- This report is part of a programme of unannounced inspections of police custody carried out jointly by the two inspectorates and which form a key part of the joint work programme of the criminal justice inspectorates. These inspections also contribute to the United Kingdom’s response to its international obligation to ensure regular and independent inspection of all places of detention. The inspections look at strategy, treatment and conditions, individual rights and health care.
- Leicestershire Police delivers its custody services as part of the formal and well-established regional collaboration with Northamptonshire, Lincolnshire and Nottinghamshire Police forces. This report describes the findings following an unannounced inspection between 3 and 13 February 2020. Leicestershire has 67 cells in three custody suites, with a further three cells in the Leicester City King Power football stadium. It had an annual throughput of 13,739 detainees from 1 February 2019 to 31 January 2020. Leicestershire custody facilities were last inspected in September 2014.
- To aid improvement, inspectors have made two recommendations to the force (and the Leicestershire Police and Crime Commissioner) addressing key causes of concern, and have highlighted an additional 18 areas for improvement. These are set out in Section 6 of the report.
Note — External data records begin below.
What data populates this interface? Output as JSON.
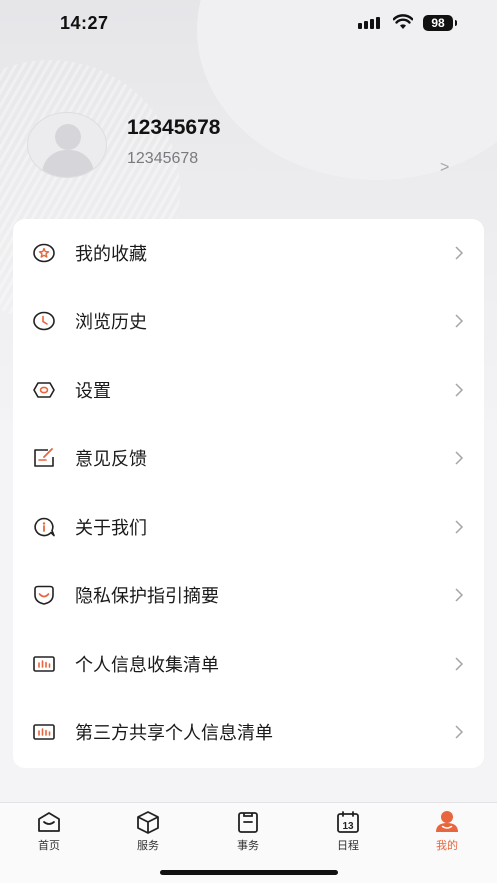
{
  "status_bar": {
    "time": "14:27",
    "battery": "98"
  },
  "profile": {
    "name": "12345678",
    "account": "12345678",
    "arrow": ">"
  },
  "menu": {
    "items": [
      {
        "label": "我的收藏",
        "icon": "favorites-star-icon"
      },
      {
        "label": "浏览历史",
        "icon": "history-clock-icon"
      },
      {
        "label": "设置",
        "icon": "settings-hexagon-icon"
      },
      {
        "label": "意见反馈",
        "icon": "feedback-edit-icon"
      },
      {
        "label": "关于我们",
        "icon": "about-info-icon"
      },
      {
        "label": "隐私保护指引摘要",
        "icon": "privacy-shield-icon"
      },
      {
        "label": "个人信息收集清单",
        "icon": "data-list-icon"
      },
      {
        "label": "第三方共享个人信息清单",
        "icon": "third-party-list-icon"
      }
    ]
  },
  "tab_bar": {
    "tabs": [
      {
        "label": "首页",
        "icon": "home-icon"
      },
      {
        "label": "服务",
        "icon": "cube-icon"
      },
      {
        "label": "事务",
        "icon": "clipboard-icon"
      },
      {
        "label": "日程",
        "icon": "calendar-icon",
        "calendar_day": "13"
      },
      {
        "label": "我的",
        "icon": "user-icon",
        "active": true
      }
    ]
  },
  "colors": {
    "accent": "#e8663d",
    "text": "#1a1a1a",
    "muted": "#7a7a7e",
    "arrow": "#a5a5aa"
  }
}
- Please contact John Steele (HMIP Press Office) on 07880 787452 or the HMICFRS Press Office on 020 3513 0634 if you would like more information.